● **ABOUT THIS EXERCISE**:
Find the word "Editorial" in the data. Return every line where it appears.

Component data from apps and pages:
━━━━

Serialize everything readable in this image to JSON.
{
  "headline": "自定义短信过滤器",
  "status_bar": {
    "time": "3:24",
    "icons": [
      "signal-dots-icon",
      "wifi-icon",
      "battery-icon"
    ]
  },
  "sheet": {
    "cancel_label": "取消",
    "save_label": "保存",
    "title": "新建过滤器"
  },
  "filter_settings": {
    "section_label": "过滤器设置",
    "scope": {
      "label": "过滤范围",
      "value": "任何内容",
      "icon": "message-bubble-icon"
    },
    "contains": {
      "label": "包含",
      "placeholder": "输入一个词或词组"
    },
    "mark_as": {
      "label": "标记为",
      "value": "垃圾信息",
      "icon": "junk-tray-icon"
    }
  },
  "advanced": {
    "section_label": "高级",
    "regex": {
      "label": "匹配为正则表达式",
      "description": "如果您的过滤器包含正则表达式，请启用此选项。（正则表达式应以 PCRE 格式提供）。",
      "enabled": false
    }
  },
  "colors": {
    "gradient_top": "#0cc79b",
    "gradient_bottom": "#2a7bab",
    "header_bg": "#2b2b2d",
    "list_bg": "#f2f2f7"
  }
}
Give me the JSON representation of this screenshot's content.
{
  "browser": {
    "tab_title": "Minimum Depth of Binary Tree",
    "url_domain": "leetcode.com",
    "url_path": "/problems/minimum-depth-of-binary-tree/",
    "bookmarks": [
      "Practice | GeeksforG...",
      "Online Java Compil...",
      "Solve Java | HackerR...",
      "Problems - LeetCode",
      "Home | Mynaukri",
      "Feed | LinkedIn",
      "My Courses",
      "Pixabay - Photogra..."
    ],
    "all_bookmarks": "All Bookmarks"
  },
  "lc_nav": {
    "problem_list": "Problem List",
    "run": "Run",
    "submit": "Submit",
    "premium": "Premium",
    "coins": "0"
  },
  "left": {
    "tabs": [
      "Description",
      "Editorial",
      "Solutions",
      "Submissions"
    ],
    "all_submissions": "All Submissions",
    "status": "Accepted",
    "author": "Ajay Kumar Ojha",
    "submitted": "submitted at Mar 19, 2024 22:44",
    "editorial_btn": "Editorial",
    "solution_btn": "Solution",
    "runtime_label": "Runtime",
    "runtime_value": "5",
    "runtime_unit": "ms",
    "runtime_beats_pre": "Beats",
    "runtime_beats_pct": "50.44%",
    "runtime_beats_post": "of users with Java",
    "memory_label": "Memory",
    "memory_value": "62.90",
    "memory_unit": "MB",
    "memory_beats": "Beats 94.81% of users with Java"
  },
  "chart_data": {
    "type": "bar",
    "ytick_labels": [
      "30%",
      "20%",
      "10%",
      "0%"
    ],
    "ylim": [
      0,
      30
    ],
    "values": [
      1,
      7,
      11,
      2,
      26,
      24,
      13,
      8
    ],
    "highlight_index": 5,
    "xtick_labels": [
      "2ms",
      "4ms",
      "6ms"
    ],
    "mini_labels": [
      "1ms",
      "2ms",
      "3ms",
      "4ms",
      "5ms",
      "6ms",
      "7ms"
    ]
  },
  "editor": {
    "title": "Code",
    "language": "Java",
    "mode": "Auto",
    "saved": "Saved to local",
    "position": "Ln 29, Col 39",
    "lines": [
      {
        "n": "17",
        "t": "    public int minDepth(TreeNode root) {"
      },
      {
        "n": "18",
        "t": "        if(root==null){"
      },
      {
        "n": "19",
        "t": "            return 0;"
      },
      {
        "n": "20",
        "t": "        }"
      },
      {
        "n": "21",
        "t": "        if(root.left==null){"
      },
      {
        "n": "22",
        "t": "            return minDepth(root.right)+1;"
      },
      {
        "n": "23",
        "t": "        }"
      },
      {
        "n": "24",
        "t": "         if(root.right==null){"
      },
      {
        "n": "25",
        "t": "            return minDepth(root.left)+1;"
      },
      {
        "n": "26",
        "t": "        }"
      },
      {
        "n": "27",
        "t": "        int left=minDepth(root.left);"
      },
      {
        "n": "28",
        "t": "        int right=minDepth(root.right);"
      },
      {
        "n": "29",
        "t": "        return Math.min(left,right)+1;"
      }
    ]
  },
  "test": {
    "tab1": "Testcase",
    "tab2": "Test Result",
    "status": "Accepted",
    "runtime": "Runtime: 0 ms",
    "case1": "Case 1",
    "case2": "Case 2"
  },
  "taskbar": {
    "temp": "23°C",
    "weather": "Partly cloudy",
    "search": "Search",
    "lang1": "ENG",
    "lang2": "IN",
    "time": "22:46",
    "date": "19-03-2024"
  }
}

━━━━

● **EXERCISE OUTPUT**:
      "Editorial",
    "editorial_btn": "Editorial",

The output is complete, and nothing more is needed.